  • The interception table, controlling interception missions by the defending forces

A map of the territory concerned was attached to each table. Markers were placed on the table to represent planes and associated information, moved about on the table by attendants with poles.[5]

The operations room included a balcony for the observers who would transmit directions to the forces outside. Opposite the booths, four tote boards were placed on the walls:

  • The "squadron tote", indicating the status of interceptor forces available
  • The "mission tote", showing the interception missions assigned to the center
  • The "weather tote", indicating weather conditions
  • The "anti-aircraft tote", showing the situation of ground-based anti-aircraft defense units
Operations center, in the Ouvrage "G".
Detail of tote boards in the operations center, Ouvrage "G"
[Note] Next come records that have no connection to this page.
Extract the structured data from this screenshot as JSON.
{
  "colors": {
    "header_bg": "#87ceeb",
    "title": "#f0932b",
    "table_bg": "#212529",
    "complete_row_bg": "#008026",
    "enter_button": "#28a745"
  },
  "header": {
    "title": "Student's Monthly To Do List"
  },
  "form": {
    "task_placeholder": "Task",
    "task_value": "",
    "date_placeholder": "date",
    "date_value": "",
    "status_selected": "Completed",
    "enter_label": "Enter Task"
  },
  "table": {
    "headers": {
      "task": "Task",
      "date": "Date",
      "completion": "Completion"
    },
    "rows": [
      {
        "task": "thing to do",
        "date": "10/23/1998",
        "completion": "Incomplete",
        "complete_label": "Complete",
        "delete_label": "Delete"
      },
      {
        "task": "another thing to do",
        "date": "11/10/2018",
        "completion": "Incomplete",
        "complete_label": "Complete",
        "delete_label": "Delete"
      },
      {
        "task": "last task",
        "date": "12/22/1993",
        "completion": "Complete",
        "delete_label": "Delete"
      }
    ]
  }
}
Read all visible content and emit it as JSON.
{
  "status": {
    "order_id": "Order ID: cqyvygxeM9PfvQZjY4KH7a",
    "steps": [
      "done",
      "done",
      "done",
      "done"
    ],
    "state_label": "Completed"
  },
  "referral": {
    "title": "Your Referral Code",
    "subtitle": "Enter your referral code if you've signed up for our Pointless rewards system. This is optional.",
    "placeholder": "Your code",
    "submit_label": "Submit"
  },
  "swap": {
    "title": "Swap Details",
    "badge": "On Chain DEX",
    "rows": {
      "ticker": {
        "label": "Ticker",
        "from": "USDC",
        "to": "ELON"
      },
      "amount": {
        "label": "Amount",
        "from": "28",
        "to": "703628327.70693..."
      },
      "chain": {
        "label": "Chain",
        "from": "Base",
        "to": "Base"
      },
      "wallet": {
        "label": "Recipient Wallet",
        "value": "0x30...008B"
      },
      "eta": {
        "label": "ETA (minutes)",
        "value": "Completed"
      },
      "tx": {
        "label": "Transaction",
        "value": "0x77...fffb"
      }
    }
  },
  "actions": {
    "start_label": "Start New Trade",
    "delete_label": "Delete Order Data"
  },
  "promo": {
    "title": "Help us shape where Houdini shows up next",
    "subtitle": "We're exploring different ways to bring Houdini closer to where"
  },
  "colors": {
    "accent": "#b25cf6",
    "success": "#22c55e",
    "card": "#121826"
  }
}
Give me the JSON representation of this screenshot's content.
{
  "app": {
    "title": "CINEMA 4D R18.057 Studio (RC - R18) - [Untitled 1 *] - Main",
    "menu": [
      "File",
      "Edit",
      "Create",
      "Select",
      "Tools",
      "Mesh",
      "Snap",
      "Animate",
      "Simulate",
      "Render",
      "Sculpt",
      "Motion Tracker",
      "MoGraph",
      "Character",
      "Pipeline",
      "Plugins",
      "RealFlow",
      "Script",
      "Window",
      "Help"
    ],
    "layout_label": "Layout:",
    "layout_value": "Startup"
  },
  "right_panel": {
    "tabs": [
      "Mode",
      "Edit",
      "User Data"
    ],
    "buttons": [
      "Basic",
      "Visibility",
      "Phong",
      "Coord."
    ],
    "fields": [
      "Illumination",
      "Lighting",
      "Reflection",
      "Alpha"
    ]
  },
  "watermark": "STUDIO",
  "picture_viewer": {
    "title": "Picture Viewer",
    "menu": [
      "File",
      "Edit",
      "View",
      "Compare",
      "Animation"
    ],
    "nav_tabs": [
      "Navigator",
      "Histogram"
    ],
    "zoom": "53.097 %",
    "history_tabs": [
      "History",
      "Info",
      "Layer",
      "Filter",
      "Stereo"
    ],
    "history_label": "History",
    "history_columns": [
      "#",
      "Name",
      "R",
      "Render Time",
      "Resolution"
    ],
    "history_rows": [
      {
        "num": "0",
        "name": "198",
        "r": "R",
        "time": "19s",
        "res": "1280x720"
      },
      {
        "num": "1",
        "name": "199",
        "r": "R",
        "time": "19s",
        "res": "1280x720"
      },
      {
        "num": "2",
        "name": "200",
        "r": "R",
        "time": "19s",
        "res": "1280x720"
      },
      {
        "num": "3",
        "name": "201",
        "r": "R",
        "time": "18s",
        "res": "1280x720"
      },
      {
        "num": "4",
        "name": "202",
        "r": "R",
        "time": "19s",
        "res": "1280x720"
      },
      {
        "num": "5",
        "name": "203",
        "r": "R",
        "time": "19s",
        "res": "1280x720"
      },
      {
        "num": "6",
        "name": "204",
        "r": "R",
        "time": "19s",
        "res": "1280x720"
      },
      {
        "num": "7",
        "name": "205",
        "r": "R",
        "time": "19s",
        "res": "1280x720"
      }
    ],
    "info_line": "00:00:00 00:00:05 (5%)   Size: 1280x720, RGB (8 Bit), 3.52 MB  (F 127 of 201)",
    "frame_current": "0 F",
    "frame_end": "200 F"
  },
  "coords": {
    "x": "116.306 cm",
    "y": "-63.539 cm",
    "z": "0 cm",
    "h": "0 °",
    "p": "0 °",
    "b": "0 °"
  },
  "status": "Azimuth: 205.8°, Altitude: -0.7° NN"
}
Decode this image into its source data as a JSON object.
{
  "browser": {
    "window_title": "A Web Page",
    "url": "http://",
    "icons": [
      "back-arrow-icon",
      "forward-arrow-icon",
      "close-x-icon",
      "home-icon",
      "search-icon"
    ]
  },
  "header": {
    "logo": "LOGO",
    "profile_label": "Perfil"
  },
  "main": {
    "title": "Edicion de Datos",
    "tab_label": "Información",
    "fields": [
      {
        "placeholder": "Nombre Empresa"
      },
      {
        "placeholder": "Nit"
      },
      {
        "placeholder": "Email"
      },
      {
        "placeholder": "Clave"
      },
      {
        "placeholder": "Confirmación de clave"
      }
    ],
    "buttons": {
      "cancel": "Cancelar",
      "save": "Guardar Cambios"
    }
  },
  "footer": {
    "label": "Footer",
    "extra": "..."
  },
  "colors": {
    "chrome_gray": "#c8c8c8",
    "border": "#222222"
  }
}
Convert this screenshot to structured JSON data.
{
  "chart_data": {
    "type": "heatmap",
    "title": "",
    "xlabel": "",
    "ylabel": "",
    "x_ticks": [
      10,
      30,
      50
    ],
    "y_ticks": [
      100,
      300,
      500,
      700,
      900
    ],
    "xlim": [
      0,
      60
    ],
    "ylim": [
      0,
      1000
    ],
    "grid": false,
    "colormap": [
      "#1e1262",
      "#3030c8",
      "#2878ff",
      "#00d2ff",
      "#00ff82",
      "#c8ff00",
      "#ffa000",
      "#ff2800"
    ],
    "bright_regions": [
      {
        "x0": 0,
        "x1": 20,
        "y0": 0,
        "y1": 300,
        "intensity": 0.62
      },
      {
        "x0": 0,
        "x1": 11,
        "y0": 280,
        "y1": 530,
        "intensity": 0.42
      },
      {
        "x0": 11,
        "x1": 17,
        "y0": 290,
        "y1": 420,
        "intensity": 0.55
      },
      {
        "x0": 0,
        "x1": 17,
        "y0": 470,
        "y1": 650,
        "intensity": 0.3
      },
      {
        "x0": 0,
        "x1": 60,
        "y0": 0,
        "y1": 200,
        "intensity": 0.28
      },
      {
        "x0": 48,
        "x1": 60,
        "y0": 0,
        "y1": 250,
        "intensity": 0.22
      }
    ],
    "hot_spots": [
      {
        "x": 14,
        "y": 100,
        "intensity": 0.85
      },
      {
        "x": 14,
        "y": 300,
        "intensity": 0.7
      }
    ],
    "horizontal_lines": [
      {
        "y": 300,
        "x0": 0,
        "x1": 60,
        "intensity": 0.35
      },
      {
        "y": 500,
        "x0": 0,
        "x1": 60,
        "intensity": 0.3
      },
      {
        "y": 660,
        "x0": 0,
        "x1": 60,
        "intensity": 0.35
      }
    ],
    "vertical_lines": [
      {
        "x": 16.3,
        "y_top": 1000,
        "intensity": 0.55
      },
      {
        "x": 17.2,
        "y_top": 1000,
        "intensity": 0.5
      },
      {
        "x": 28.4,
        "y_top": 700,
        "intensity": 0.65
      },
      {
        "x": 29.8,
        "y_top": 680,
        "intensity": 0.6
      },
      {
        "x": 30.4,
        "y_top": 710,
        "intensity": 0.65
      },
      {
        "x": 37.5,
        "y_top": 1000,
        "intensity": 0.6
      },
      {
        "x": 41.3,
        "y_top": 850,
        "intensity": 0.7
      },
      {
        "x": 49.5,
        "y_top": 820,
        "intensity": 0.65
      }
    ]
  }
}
Booth assignments included those dedicated to identification, electronic countermeasures and three interception control stations. Other rooms that did not overlook the control room were provided for weather and technical control. The detection room housed the radar scopes showing the image generated by the radar system. The system used triangulation to establish the position of radar targets.[5]

Ouvrage "G" was provided with three telecommunication networks:

  • The civilian telephone system (reseau P.T.T.), vulnerable in wartime
  • UHF radio and VHF radio, both telegraphic and data, permitting communication with the facilities on the Ballon de Servance
  • The terrestrial network of the D.A.T.

Security for Ouvrage "G" was provided by personnel from Luxeuil Air Base. While the facility was designed for 500 occupants, it was in reality occupied by about 350. During its period of operation the nature and details of the base were secret. In 1959 operations at Salbert were terminated and the force reduced to maintenance and security, with the surveillance function detailed to Ballon de Servance. The station had been fully operational for scarcely two years. The station was decommissioned due to the obsolescence of its radars, whose short range, low altitude coverage and poor performance made them of limited use. Consolidation and automation of radar surveillance made the Salbert facility obsolete. The station was fully maintained in operating order until 1972, when it was turned over to Belfort. In 1966 Radiodiffusion-Télévision Française (RTF) placed a television transmitter on the site. In 1969 a relay station for Air Force communications was installed at the fort. In the summers of 1969 and 1970 the barracks were used as a military rest and recreational facility. In 1971 two receivers for the service de transmission de l'intérieur (S.T.I.) were installed for the benefit of the prefecture of Dijon. After negotiations with the Army, the city of Belfort purchased the Fort de Salbert in 1972.[5]

During the summer and autumn of 1972, military engineers salvaged machinery and materials from the site. The barracks were dismantled. Belfort took possession on October 15, 1972. After the city took possession the site became a popular recreation area. In 1978 the city decided to redevelop the summit. Work began the same year and was finished in 1983. A P.T.T. tower was placed on the site in 1976.[5]

Gallery[edit]

Sources[edit]

See also[edit]

References[edit]

  1. ^ a b Brolli, Antoine. "Fort du Salbert (90)" (in French). Chemins de mémoire. Retrieved 22 January 2010. 
  2. ^ Brolli, Antoine. "Les autres fortifications autour de Belfort" (in French). Chemins de mémoire. Retrieved 22 January 2010. 
  3. ^ a b Vauborg, Cédric; Vauborg, Julie (2010). "Le fort du Salbert ou fort Lefebvre" (in French). Fortiff' Séré. Retrieved 22 January 2010. 
  4. ^ http://web.archive.org/web/20071020135556/http://www.mairie-cravanche.fr/dossiers/dossiers.php?val2=55_31_les+grottes+cravanche+2
  5. ^ a b c d e f Brolli, Antoine (1987–1988). "L'ouvrage "G" de la D.A.T.". Bulletin de la société belfortaine d'émulation (in French) (79). ISSN 0242-5106. 

External links[edit]